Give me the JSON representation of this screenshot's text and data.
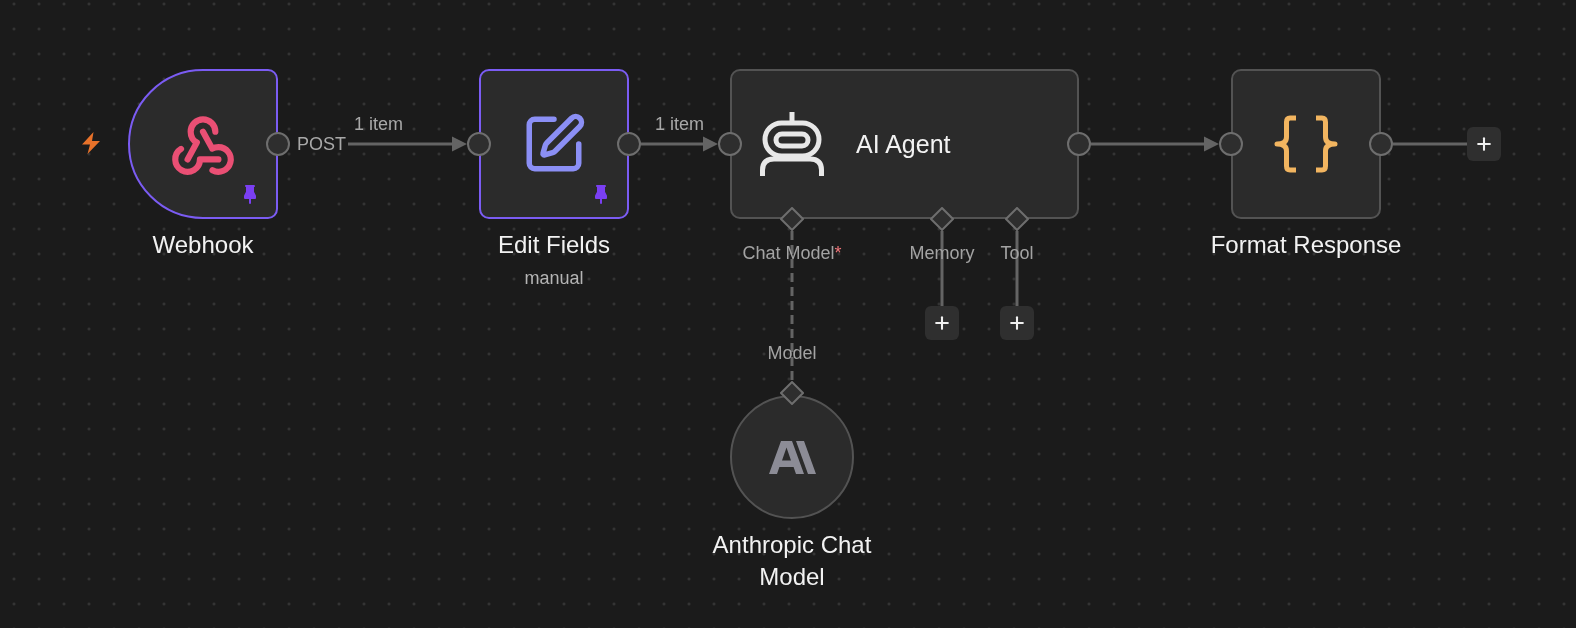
{
  "nodes": [
    {
      "kind": "webhook",
      "name": "Webhook",
      "trigger": true,
      "pinned": true,
      "output_label": "POST",
      "output_items": "1 item"
    },
    {
      "kind": "set",
      "name": "Edit Fields",
      "subtitle": "manual",
      "trigger": false,
      "pinned": true,
      "output_items": "1 item"
    },
    {
      "kind": "agent",
      "name": "AI Agent",
      "trigger": false,
      "pinned": false,
      "ports": [
        {
          "label": "Chat Model",
          "required_mark": "*",
          "sub_node": {
            "kind": "model",
            "name": "Anthropic Chat Model",
            "port_label": "Model"
          }
        },
        {
          "label": "Memory"
        },
        {
          "label": "Tool"
        }
      ]
    },
    {
      "kind": "code",
      "name": "Format Response",
      "trigger": false,
      "pinned": false
    }
  ]
}
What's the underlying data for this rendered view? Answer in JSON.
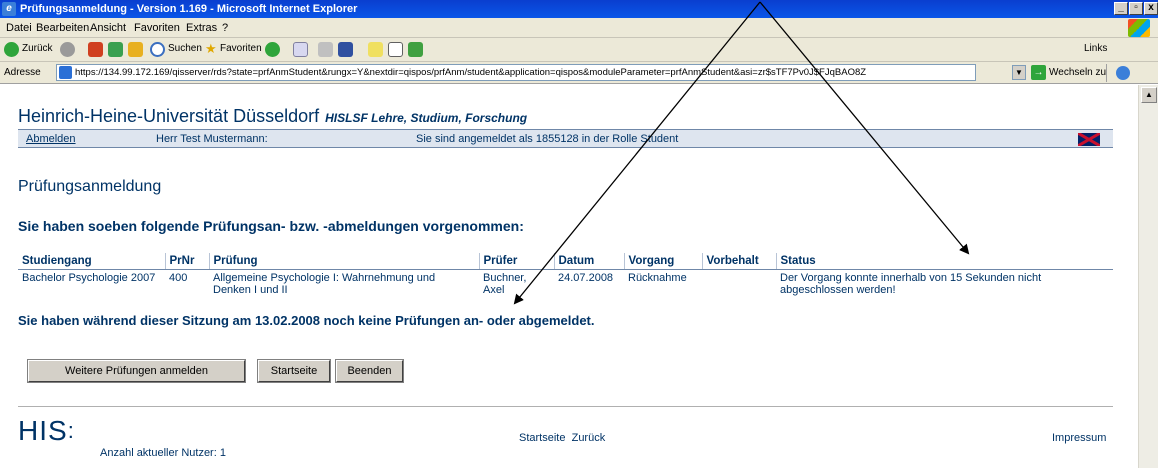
{
  "window": {
    "title": "Prüfungsanmeldung - Version 1.169 - Microsoft Internet Explorer"
  },
  "menu": [
    "Datei",
    "Bearbeiten",
    "Ansicht",
    "Favoriten",
    "Extras",
    "?"
  ],
  "toolbar": {
    "back": "Zurück",
    "search": "Suchen",
    "favorites": "Favoriten",
    "links": "Links"
  },
  "address": {
    "label": "Adresse",
    "url": "https://134.99.172.169/qisserver/rds?state=prfAnmStudent&rungx=Y&nextdir=qispos/prfAnm/student&application=qispos&moduleParameter=prfAnmStudent&asi=zr$sTF7Pv0J$FJqBAO8Z",
    "go": "Wechseln zu"
  },
  "header": {
    "university": "Heinrich-Heine-Universität Düsseldorf",
    "system": "HISLSF Lehre, Studium, Forschung"
  },
  "status": {
    "logout": "Abmelden",
    "user": "Herr Test Mustermann:",
    "role": "Sie sind angemeldet als 1855128 in der Rolle Student"
  },
  "main": {
    "title": "Prüfungsanmeldung",
    "subtitle": "Sie haben soeben folgende Prüfungsan- bzw. -abmeldungen vorgenommen:",
    "columns": [
      "Studiengang",
      "PrNr",
      "Prüfung",
      "Prüfer",
      "Datum",
      "Vorgang",
      "Vorbehalt",
      "Status"
    ],
    "row": {
      "studiengang": "Bachelor Psychologie 2007",
      "prnr": "400",
      "pruefung": "Allgemeine Psychologie I: Wahrnehmung und Denken I und II",
      "pruefer": "Buchner, Axel",
      "datum": "24.07.2008",
      "vorgang": "Rücknahme",
      "vorbehalt": "",
      "status": "Der Vorgang konnte innerhalb von 15 Sekunden nicht abgeschlossen werden!"
    },
    "session_message": "Sie haben während dieser Sitzung am 13.02.2008 noch keine Prüfungen an- oder abgemeldet."
  },
  "buttons": {
    "more": "Weitere Prüfungen anmelden",
    "home": "Startseite",
    "quit": "Beenden"
  },
  "footer": {
    "logo": "HIS",
    "users": "Anzahl aktueller Nutzer: 1",
    "link_home": "Startseite",
    "link_back": "Zurück",
    "impressum": "Impressum"
  }
}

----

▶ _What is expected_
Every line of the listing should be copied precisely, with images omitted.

▶ _Task output_
Give me the JSON representation of this screenshot's text and data.
{
  "nodes": [
    {
      "kind": "webhook",
      "name": "Webhook",
      "trigger": true,
      "pinned": true,
      "output_label": "POST",
      "output_items": "1 item"
    },
    {
      "kind": "set",
      "name": "Edit Fields",
      "subtitle": "manual",
      "trigger": false,
      "pinned": true,
      "output_items": "1 item"
    },
    {
      "kind": "agent",
      "name": "AI Agent",
      "trigger": false,
      "pinned": false,
      "ports": [
        {
          "label": "Chat Model",
          "required_mark": "*",
          "sub_node": {
            "kind": "model",
            "name": "Anthropic Chat Model",
            "port_label": "Model"
          }
        },
        {
          "label": "Memory"
        },
        {
          "label": "Tool"
        }
      ]
    },
    {
      "kind": "code",
      "name": "Format Response",
      "trigger": false,
      "pinned": false
    }
  ]
}
What's the underlying data for this rendered view? Answer in JSON.
{
  "window": {
    "title": "Prüfungsanmeldung - Version 1.169 - Microsoft Internet Explorer"
  },
  "menu": [
    "Datei",
    "Bearbeiten",
    "Ansicht",
    "Favoriten",
    "Extras",
    "?"
  ],
  "toolbar": {
    "back": "Zurück",
    "search": "Suchen",
    "favorites": "Favoriten",
    "links": "Links"
  },
  "address": {
    "label": "Adresse",
    "url": "https://134.99.172.169/qisserver/rds?state=prfAnmStudent&rungx=Y&nextdir=qispos/prfAnm/student&application=qispos&moduleParameter=prfAnmStudent&asi=zr$sTF7Pv0J$FJqBAO8Z",
    "go": "Wechseln zu"
  },
  "header": {
    "university": "Heinrich-Heine-Universität Düsseldorf",
    "system": "HISLSF Lehre, Studium, Forschung"
  },
  "status": {
    "logout": "Abmelden",
    "user": "Herr Test Mustermann:",
    "role": "Sie sind angemeldet als 1855128 in der Rolle Student"
  },
  "main": {
    "title": "Prüfungsanmeldung",
    "subtitle": "Sie haben soeben folgende Prüfungsan- bzw. -abmeldungen vorgenommen:",
    "columns": [
      "Studiengang",
      "PrNr",
      "Prüfung",
      "Prüfer",
      "Datum",
      "Vorgang",
      "Vorbehalt",
      "Status"
    ],
    "row": {
      "studiengang": "Bachelor Psychologie 2007",
      "prnr": "400",
      "pruefung": "Allgemeine Psychologie I: Wahrnehmung und Denken I und II",
      "pruefer": "Buchner, Axel",
      "datum": "24.07.2008",
      "vorgang": "Rücknahme",
      "vorbehalt": "",
      "status": "Der Vorgang konnte innerhalb von 15 Sekunden nicht abgeschlossen werden!"
    },
    "session_message": "Sie haben während dieser Sitzung am 13.02.2008 noch keine Prüfungen an- oder abgemeldet."
  },
  "buttons": {
    "more": "Weitere Prüfungen anmelden",
    "home": "Startseite",
    "quit": "Beenden"
  },
  "footer": {
    "logo": "HIS",
    "users": "Anzahl aktueller Nutzer: 1",
    "link_home": "Startseite",
    "link_back": "Zurück",
    "impressum": "Impressum"
  }
}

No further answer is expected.